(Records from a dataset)
□ □ □ □ □
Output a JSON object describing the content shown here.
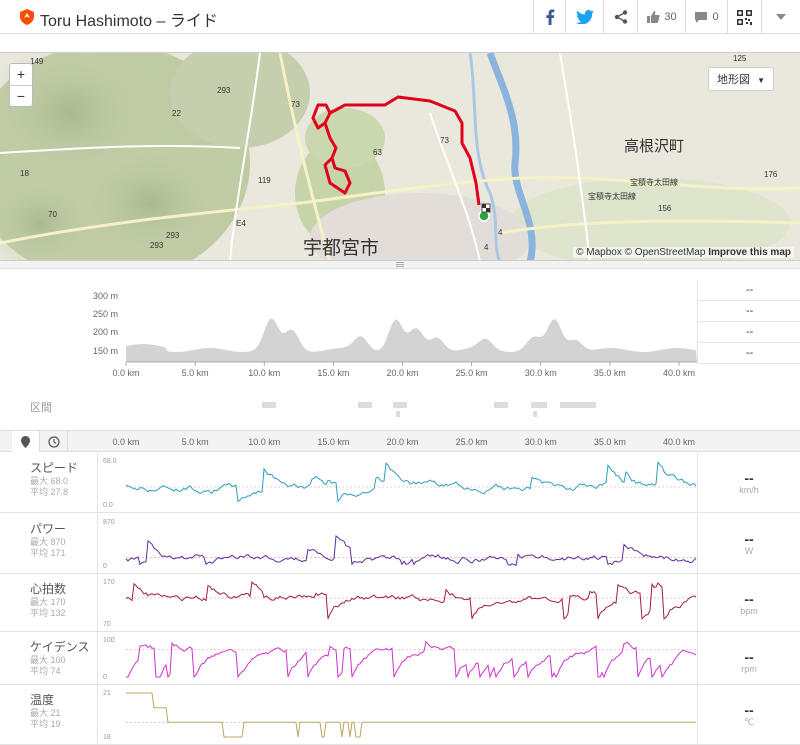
{
  "header": {
    "title": "Toru Hashimoto – ライド",
    "kudos_count": "30",
    "comment_count": "0"
  },
  "map": {
    "zoom_in": "+",
    "zoom_out": "−",
    "terrain_button": "地形図",
    "attribution_mapbox": "© Mapbox",
    "attribution_osm": "© OpenStreetMap",
    "attribution_improve": "Improve this map",
    "labels": {
      "city": "宇都宮市",
      "town": "高根沢町",
      "r293a": "293",
      "r293b": "293",
      "r293c": "293",
      "r22": "22",
      "r70": "70",
      "r119": "119",
      "r73a": "73",
      "r73b": "73",
      "r63": "63",
      "r4a": "4",
      "r4b": "4",
      "r176": "176",
      "r156": "156",
      "re4": "E4",
      "r149": "149",
      "r125": "125",
      "r18": "18",
      "rail1": "宝積寺太田線",
      "rail2": "宝積寺太田線"
    },
    "route_color": "#e0001b"
  },
  "elevation": {
    "y_ticks": [
      "300 m",
      "250 m",
      "200 m",
      "150 m"
    ],
    "x_ticks": [
      "0.0 km",
      "5.0 km",
      "10.0 km",
      "15.0 km",
      "20.0 km",
      "25.0 km",
      "30.0 km",
      "35.0 km",
      "40.0 km"
    ],
    "side_values": [
      "--",
      "--",
      "--",
      "--"
    ],
    "profile_color": "#d3d3d3"
  },
  "segments": {
    "label": "区間"
  },
  "streams_axis": {
    "x_ticks": [
      "0.0 km",
      "5.0 km",
      "10.0 km",
      "15.0 km",
      "20.0 km",
      "25.0 km",
      "30.0 km",
      "35.0 km",
      "40.0 km"
    ]
  },
  "streams": [
    {
      "name": "スピード",
      "max_label": "最大 68.0",
      "avg_label": "平均 27.8",
      "y_top": "68.0",
      "y_bottom": "0.0",
      "value": "--",
      "unit": "km/h",
      "color": "#2a9fbf",
      "max": 68.0,
      "avg": 27.8
    },
    {
      "name": "パワー",
      "max_label": "最大 870",
      "avg_label": "平均 171",
      "y_top": "870",
      "y_bottom": "0",
      "value": "--",
      "unit": "W",
      "color": "#5b2d9e",
      "max": 870,
      "avg": 171
    },
    {
      "name": "心拍数",
      "max_label": "最大 170",
      "avg_label": "平均 132",
      "y_top": "170",
      "y_bottom": "70",
      "value": "--",
      "unit": "bpm",
      "color": "#9e1d4a",
      "max": 170,
      "avg": 132
    },
    {
      "name": "ケイデンス",
      "max_label": "最大 100",
      "avg_label": "平均 74",
      "y_top": "100",
      "y_bottom": "0",
      "value": "--",
      "unit": "rpm",
      "color": "#cc33cc",
      "max": 100,
      "avg": 74
    },
    {
      "name": "温度",
      "max_label": "最大 21",
      "avg_label": "平均 19",
      "y_top": "21",
      "y_bottom": "18",
      "value": "--",
      "unit": "℃",
      "color": "#b8a860",
      "max": 21,
      "avg": 19
    }
  ]
}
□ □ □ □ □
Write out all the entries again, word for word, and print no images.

Output a JSON object describing the content shown here.
{
  "header": {
    "title": "Toru Hashimoto – ライド",
    "kudos_count": "30",
    "comment_count": "0"
  },
  "map": {
    "zoom_in": "+",
    "zoom_out": "−",
    "terrain_button": "地形図",
    "attribution_mapbox": "© Mapbox",
    "attribution_osm": "© OpenStreetMap",
    "attribution_improve": "Improve this map",
    "labels": {
      "city": "宇都宮市",
      "town": "高根沢町",
      "r293a": "293",
      "r293b": "293",
      "r293c": "293",
      "r22": "22",
      "r70": "70",
      "r119": "119",
      "r73a": "73",
      "r73b": "73",
      "r63": "63",
      "r4a": "4",
      "r4b": "4",
      "r176": "176",
      "r156": "156",
      "re4": "E4",
      "r149": "149",
      "r125": "125",
      "r18": "18",
      "rail1": "宝積寺太田線",
      "rail2": "宝積寺太田線"
    },
    "route_color": "#e0001b"
  },
  "elevation": {
    "y_ticks": [
      "300 m",
      "250 m",
      "200 m",
      "150 m"
    ],
    "x_ticks": [
      "0.0 km",
      "5.0 km",
      "10.0 km",
      "15.0 km",
      "20.0 km",
      "25.0 km",
      "30.0 km",
      "35.0 km",
      "40.0 km"
    ],
    "side_values": [
      "--",
      "--",
      "--",
      "--"
    ],
    "profile_color": "#d3d3d3"
  },
  "segments": {
    "label": "区間"
  },
  "streams_axis": {
    "x_ticks": [
      "0.0 km",
      "5.0 km",
      "10.0 km",
      "15.0 km",
      "20.0 km",
      "25.0 km",
      "30.0 km",
      "35.0 km",
      "40.0 km"
    ]
  },
  "streams": [
    {
      "name": "スピード",
      "max_label": "最大 68.0",
      "avg_label": "平均 27.8",
      "y_top": "68.0",
      "y_bottom": "0.0",
      "value": "--",
      "unit": "km/h",
      "color": "#2a9fbf",
      "max": 68.0,
      "avg": 27.8
    },
    {
      "name": "パワー",
      "max_label": "最大 870",
      "avg_label": "平均 171",
      "y_top": "870",
      "y_bottom": "0",
      "value": "--",
      "unit": "W",
      "color": "#5b2d9e",
      "max": 870,
      "avg": 171
    },
    {
      "name": "心拍数",
      "max_label": "最大 170",
      "avg_label": "平均 132",
      "y_top": "170",
      "y_bottom": "70",
      "value": "--",
      "unit": "bpm",
      "color": "#9e1d4a",
      "max": 170,
      "avg": 132
    },
    {
      "name": "ケイデンス",
      "max_label": "最大 100",
      "avg_label": "平均 74",
      "y_top": "100",
      "y_bottom": "0",
      "value": "--",
      "unit": "rpm",
      "color": "#cc33cc",
      "max": 100,
      "avg": 74
    },
    {
      "name": "温度",
      "max_label": "最大 21",
      "avg_label": "平均 19",
      "y_top": "21",
      "y_bottom": "18",
      "value": "--",
      "unit": "℃",
      "color": "#b8a860",
      "max": 21,
      "avg": 19
    }
  ]
}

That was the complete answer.